Simply put, there is absolutely no way to tell the difference between male and female cannabis seeds before they’re planted. There is nothing in their appearance or size to indicate what will grow. The only way to tell is to grow it, wait and see.
You can, however, pick up feminized seeds directly from Weedseedsexpress to guarantee a female plant every time. Feminized seeds are bred exclusively to produce female plants. Knowing your seeds are female from the beginning is the perfect solution for hobbyists and smaller setups that can’t waste resources.
If you’d prefer to plant regular weed seeds, experiment and discover the sex of your plant as it grows, you can choose these here too.
Myths about determining the sex from the cannabis seeds’ appearance

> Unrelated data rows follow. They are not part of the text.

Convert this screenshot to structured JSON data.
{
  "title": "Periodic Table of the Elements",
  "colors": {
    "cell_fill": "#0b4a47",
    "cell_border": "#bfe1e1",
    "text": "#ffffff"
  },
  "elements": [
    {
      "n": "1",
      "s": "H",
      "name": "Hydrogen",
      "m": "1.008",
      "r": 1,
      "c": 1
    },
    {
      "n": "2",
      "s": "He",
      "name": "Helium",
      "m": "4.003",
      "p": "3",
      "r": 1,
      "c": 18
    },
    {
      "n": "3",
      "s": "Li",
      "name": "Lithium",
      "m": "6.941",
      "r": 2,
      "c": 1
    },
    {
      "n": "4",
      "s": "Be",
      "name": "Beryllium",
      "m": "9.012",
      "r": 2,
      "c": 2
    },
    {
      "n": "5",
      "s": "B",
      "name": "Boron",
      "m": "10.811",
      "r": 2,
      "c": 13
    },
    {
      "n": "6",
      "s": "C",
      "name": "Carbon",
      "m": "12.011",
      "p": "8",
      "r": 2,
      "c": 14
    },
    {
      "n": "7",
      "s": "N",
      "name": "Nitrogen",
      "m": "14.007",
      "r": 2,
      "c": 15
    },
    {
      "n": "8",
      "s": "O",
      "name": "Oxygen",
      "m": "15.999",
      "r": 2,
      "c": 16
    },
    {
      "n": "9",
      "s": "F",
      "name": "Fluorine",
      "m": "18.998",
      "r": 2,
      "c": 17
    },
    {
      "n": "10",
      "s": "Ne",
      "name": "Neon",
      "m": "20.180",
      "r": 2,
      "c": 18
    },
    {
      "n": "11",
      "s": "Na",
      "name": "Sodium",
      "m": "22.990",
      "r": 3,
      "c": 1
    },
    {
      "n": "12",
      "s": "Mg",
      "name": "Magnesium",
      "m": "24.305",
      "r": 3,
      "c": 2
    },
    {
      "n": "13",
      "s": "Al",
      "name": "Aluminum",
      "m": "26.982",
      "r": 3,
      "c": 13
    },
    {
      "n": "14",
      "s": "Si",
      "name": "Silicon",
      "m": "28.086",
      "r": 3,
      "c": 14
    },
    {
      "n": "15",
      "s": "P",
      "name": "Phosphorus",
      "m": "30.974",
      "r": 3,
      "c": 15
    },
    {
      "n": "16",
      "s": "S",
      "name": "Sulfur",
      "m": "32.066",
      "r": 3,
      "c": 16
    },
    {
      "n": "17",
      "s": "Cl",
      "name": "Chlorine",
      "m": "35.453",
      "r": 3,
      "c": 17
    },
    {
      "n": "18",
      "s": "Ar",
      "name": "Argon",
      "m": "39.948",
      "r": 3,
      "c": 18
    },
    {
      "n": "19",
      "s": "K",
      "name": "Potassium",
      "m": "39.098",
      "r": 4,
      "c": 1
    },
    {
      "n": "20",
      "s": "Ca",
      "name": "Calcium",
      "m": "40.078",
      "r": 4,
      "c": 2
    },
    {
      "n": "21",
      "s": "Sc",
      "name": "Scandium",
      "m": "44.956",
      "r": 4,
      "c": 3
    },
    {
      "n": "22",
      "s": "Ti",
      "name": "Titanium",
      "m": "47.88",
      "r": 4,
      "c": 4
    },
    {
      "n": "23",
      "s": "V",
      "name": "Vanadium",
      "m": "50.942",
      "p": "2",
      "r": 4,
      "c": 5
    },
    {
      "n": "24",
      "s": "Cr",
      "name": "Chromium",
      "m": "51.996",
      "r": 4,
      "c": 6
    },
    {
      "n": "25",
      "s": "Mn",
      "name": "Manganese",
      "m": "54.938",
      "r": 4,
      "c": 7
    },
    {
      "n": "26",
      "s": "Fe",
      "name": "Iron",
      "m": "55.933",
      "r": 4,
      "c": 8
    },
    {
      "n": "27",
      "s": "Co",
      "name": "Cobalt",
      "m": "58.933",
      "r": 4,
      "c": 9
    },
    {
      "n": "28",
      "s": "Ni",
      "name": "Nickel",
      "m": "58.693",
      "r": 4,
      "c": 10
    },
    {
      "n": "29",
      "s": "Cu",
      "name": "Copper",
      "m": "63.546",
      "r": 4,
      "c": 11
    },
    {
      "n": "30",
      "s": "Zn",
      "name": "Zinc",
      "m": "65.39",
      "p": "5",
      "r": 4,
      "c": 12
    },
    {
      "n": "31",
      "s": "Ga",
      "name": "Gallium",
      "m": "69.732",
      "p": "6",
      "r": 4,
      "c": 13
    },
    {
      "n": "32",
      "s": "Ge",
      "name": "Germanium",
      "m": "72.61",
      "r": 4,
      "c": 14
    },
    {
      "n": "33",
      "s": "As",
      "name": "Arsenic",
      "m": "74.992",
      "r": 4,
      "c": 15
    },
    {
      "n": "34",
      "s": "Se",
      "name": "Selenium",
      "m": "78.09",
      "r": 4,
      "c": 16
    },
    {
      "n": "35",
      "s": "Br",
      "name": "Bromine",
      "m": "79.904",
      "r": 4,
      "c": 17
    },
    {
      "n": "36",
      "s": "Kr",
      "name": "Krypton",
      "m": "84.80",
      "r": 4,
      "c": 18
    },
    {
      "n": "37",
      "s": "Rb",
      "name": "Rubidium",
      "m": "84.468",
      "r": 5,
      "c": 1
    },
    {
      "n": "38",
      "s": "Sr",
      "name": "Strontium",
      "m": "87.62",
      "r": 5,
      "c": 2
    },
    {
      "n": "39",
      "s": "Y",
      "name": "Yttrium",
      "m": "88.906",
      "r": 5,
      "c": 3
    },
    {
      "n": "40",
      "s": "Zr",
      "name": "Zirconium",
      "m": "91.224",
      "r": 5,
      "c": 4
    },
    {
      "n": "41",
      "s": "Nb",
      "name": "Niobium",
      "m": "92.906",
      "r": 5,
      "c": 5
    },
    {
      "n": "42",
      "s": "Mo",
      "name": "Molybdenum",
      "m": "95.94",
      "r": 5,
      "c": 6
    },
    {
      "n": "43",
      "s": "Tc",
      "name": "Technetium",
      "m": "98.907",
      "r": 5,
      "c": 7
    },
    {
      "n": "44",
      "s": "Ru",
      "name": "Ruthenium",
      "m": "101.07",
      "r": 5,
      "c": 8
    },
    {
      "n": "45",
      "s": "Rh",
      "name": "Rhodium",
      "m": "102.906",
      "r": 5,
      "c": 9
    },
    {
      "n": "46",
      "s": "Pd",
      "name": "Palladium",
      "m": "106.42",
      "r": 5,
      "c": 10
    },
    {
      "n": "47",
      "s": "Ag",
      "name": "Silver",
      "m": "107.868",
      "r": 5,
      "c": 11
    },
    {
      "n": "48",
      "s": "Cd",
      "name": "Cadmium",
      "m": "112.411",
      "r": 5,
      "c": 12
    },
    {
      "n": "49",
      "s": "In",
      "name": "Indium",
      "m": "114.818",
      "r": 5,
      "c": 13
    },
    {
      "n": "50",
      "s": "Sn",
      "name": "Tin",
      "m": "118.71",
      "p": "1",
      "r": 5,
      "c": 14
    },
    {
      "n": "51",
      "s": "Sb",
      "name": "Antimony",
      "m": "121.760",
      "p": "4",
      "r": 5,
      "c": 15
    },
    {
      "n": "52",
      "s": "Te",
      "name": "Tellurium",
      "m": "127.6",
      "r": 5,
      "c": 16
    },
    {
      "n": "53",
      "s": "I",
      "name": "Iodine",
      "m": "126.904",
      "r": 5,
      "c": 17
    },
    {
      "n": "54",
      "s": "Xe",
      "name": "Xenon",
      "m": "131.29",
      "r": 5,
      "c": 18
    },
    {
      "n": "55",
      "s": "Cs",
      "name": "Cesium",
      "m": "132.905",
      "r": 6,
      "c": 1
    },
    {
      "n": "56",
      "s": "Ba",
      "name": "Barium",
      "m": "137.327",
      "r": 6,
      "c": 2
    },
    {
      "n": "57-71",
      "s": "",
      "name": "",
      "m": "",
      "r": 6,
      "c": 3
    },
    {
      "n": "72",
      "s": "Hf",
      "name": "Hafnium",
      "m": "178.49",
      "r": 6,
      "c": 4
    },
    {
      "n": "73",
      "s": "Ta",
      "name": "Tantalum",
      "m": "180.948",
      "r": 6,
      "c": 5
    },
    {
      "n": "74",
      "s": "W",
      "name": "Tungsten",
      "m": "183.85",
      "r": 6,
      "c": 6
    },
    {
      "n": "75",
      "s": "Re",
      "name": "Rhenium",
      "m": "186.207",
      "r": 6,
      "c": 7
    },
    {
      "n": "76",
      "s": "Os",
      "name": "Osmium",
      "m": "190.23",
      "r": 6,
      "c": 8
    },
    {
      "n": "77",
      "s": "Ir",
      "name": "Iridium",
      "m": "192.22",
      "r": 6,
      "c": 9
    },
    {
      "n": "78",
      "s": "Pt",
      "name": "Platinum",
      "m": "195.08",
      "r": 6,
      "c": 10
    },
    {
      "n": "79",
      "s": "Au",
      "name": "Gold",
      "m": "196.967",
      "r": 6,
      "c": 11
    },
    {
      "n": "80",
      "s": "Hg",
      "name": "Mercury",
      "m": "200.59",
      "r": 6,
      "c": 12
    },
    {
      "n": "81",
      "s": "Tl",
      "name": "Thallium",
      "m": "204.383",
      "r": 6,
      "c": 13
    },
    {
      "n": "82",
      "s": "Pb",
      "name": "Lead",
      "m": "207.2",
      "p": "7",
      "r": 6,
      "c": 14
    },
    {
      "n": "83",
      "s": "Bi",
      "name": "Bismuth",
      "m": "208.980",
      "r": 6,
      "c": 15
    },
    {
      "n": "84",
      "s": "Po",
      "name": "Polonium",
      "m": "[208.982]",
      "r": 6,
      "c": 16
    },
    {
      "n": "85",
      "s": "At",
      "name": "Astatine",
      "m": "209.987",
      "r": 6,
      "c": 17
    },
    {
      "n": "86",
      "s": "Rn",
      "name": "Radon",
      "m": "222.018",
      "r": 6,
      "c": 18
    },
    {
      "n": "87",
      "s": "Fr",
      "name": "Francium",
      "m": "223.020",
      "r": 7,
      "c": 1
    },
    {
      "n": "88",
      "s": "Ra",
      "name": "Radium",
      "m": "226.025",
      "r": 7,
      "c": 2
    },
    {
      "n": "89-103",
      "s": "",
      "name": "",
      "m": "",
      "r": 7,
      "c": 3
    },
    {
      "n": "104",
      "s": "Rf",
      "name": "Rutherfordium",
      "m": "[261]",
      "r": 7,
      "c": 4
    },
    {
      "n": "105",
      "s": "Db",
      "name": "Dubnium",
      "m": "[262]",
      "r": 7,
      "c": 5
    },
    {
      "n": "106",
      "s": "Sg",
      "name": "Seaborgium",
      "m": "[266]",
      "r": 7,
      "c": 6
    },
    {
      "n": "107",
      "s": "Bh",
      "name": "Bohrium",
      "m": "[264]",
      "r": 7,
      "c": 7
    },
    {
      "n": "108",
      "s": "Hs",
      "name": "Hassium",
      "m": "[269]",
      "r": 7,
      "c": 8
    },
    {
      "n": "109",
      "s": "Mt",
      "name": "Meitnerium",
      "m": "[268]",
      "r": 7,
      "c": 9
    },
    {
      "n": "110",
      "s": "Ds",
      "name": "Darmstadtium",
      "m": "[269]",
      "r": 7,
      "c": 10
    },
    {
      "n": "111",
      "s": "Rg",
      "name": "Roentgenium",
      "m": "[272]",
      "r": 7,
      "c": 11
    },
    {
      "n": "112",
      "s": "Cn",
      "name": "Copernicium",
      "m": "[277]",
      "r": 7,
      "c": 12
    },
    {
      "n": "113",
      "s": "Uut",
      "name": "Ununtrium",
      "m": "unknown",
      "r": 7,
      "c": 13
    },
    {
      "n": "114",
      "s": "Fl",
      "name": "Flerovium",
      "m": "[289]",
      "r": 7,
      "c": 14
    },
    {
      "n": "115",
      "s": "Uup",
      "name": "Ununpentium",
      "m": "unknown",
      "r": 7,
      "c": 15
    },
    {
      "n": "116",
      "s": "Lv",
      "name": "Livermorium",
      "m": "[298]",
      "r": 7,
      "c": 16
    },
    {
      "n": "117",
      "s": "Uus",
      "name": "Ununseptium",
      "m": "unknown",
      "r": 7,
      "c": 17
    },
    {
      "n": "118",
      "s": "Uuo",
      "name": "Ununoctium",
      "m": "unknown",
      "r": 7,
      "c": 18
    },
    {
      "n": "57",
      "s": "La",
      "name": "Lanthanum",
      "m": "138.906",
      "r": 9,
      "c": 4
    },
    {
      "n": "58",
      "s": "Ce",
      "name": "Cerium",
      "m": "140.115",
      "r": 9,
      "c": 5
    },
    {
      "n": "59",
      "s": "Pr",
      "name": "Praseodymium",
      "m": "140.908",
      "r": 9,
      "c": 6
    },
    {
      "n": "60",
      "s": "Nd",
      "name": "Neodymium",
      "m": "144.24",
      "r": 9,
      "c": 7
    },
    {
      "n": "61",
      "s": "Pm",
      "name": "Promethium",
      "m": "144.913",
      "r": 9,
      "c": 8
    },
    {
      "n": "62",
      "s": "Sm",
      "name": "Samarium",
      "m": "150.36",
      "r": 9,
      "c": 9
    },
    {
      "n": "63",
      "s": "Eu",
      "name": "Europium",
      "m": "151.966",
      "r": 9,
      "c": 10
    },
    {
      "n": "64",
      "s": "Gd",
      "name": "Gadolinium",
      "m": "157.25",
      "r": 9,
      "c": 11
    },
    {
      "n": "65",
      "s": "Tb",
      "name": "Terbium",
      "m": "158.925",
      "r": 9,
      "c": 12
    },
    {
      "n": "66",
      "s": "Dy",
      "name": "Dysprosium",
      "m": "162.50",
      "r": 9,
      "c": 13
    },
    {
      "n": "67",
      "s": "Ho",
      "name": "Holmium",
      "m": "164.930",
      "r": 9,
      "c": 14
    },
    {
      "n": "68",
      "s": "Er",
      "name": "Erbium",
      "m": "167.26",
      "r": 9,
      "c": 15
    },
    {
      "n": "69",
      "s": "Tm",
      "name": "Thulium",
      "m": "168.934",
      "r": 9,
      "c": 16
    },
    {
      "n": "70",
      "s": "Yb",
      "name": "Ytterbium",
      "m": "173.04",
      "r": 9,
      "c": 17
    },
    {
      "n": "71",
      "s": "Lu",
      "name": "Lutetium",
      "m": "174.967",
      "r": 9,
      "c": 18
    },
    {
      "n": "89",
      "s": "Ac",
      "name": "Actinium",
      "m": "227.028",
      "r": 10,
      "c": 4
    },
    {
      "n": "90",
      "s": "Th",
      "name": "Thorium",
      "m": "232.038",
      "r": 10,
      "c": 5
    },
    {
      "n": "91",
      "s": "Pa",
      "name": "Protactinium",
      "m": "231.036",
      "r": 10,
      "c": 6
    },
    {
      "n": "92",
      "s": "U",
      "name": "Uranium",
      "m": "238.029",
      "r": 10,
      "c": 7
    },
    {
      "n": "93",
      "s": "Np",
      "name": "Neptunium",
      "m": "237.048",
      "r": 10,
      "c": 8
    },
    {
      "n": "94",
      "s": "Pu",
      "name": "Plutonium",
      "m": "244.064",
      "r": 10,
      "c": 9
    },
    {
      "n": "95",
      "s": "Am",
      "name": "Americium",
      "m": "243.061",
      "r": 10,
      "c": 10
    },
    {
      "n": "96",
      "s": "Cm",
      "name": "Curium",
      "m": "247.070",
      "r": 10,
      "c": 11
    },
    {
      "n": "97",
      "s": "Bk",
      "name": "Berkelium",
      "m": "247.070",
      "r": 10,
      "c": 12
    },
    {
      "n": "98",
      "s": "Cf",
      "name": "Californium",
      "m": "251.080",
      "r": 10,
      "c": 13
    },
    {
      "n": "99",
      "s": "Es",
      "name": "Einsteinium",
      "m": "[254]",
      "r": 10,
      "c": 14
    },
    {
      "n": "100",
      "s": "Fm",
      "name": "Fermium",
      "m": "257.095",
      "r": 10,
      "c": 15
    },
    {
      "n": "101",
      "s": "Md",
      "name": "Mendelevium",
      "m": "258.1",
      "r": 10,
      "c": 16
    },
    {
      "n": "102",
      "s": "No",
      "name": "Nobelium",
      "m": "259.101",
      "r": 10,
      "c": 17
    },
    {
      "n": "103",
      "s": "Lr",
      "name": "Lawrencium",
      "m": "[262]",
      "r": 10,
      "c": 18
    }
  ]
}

There are plenty of myths out there on how to determine if a cannabis seed is male or female. Don’t be duped by them.
One of the most common is that female seeds have perfectly round crater-like impressions under them, just like a volcano. This is false. Crater-like impressions or indents can form on any and all seed varieties, no matter the sex.
Other myths include those pertaining to size and shape. Neither male nor female seeds are smaller or bigger than one another.
What’s more, some have speculated that male seeds are heavier, ragged or protruded, meaning that if you roll them on a table, they thump like a flat tyre. By comparison, it’s supposed that female seeds are smoother and therefore roll easily across a table. This is also false. Any seed can be any shape – it’s got nothing to do with sex.
Finally, there are no other indicators to tell the sex of cannabis seeds. No aroma, weight difference or coloration. If you find a chart indicating such methods of detection online, ignore it. This will prevent you from wasting time cultivating and accidentally pollinating your crops.
What can you do to tell male from female cannabis seeds?
The only way to sex your cannabis seeds is to sow, grow and check. Most female strains begin to show characteristics of their sex after 4 weeks or more, just before the first stage of flowering.
You have to wait out the vegetative stage until the hair-like pistils begin to grow from the stems. This is indicative of the pre-flowering stage and a sure-fire sign of a female plant.
By contrast, male plants show their signs much earlier. Male plants grow sacs within the crevices of stems which are filled with pollen. As soon as you notice these, it’s time to remove them from your crop to prevent pollination. Males typically grow these sacs in as little as 2 weeks, giving you plenty of time to react.
If you’re worried about your crops pollinating without you knowing, there are a few tricks you can use to identify sex early.
Instead of waiting it out and meticulously inspecting your plant, consider placing an opaque black or paper bag over a growing tip on your plant during vegetation. Keep the bag on for 12 hours in a 24-hour period and repeat. This manipulates the light cycle and forces the plant to pre-flower early. You can then check the sex of your plant after roughly 7 days before allowing it to revert.
There are also professional, scientific ways to determine the sex in advanced botanical setups, but aside from mailing off samples to labs, few can try this at home.
Alternatively, feminized seeds provide a more fool-proof strategy for cultivating healthy, resin-producing crops. You’ll have no need to sex your plants early and run no risk of accidentally pollinating your crop.